Force: Castrol is coming to my grand opening tomorrow. They may announce my retirement tomorrow (laughing). I may be driving for Pedregon (laughing). We have a five year deal left with the Auto Club and we are in negotiations with Castrol for the future. Not to joke around, drag racing is not like NASCAR, it's not a brutal thing -- unless you crash -- where you have to go out there for 500 miles. It's not like I have to go out there and wrestle with Bazemore and Pedregon. Although sometimes we do (laughing). It's not physically wearing on you. You only have to keep your mind fresh for those few seconds for four rounds a day. I want to do this as long as my vision is good and my heart is in the game. As long as I can do the job for the guys that prepare the cars. I know my time is going to run out. I figure I have five years left in me. The Prudhommes retired and I got spanked by those guys when I came into the game. I have done a few spankings over the years. Eventually someone will come along and the guard will change and life will move on and I will be out of the car and be a team owner.
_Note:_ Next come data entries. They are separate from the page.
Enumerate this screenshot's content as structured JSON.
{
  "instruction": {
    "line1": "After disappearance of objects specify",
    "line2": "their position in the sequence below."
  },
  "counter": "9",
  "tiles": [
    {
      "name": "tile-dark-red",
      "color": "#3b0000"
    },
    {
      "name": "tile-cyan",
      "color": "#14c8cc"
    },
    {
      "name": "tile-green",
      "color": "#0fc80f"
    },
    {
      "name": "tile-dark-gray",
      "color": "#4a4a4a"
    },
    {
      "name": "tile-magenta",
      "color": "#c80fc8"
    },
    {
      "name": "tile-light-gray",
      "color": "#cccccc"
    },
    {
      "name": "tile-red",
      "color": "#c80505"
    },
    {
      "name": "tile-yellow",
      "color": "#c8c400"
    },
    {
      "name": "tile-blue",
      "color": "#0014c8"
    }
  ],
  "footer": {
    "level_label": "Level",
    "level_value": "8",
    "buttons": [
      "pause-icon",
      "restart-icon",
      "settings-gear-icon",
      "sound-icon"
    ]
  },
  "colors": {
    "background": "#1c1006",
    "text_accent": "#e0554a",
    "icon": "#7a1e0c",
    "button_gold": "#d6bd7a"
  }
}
Q: John, what does the U.S. Nationals mean to you? Do you feel a sense of history when you come in there?
Force: It's like comparing it to the Indy 500. They talk about the echoes and the sound of the cars going around in circles. I've never been there, I only know drag racing at IRP. I came in the old days with Shirley (Muldowney) and (Don) Garlits as a young kid and dreaming the dream and trying to figure out how to get enough nitro to race. It was a dream to be a part of it. Now my daughter (Ashley) is coming with me here to race and I have a kid like Eric Medlen out here having some fun. I enjoy being a part of it. I really think it is a growing sport. Pedregon proved that there is some sponsors out there. The sport is evolving. I am investing in a new shop here in Indy. My shop is around the corner from Tony Pedregon, and Don Schumacher is moving in down the street. I think this is the place.
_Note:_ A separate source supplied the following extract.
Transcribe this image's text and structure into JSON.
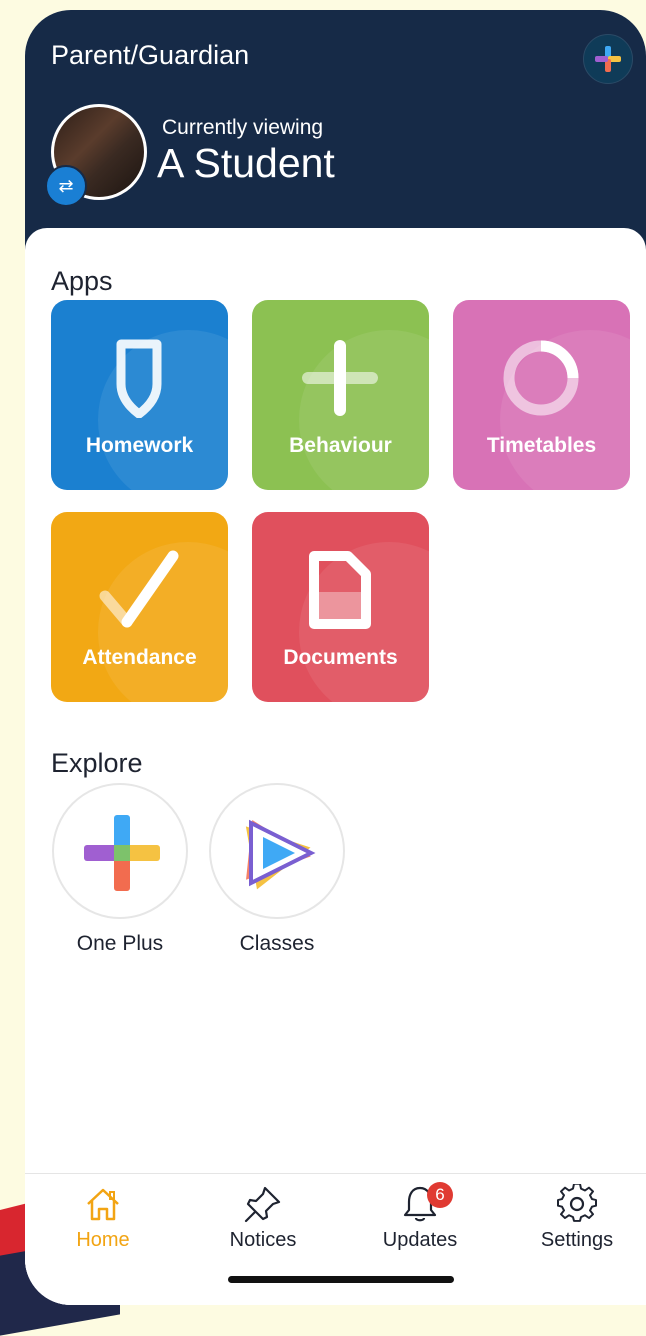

Q: John, if you could make it to the final in the Skoal Showdown, who would you like to race the most and the least?
Force: I'd like to race Cruz Pedregon. He beat me in 1992 and I still haven't got over it, so to me he's like racing Prudhomme. I think the competition is good. The guy I hate racing the most is Tony Pedregon. With Tony, no matter what anybody says, we've raced together and we become family. It's harder for me to get up for Pedregon because he's like family. I'd rather race one of those Dodges, cause it's easier to get up for them.
Q: What it will be like to not have a Skoal Funny Car to race against in the Showdown?
Force: I think it is sad. You always want to be there for your sponsor. Don Prudhomme's cars have struggled. Tommy Johnson and Capps are starting to come around. These cars will go into a slump for a period of time. It's kind of a shame. Nobody has more respect than I do for Prudhomme's teams. Tommy and Capps are excellent drivers. It would've been nice to have them in the Skoal Showdown because their sponsor is putting up the money. That would've been nice for everybody in the sport.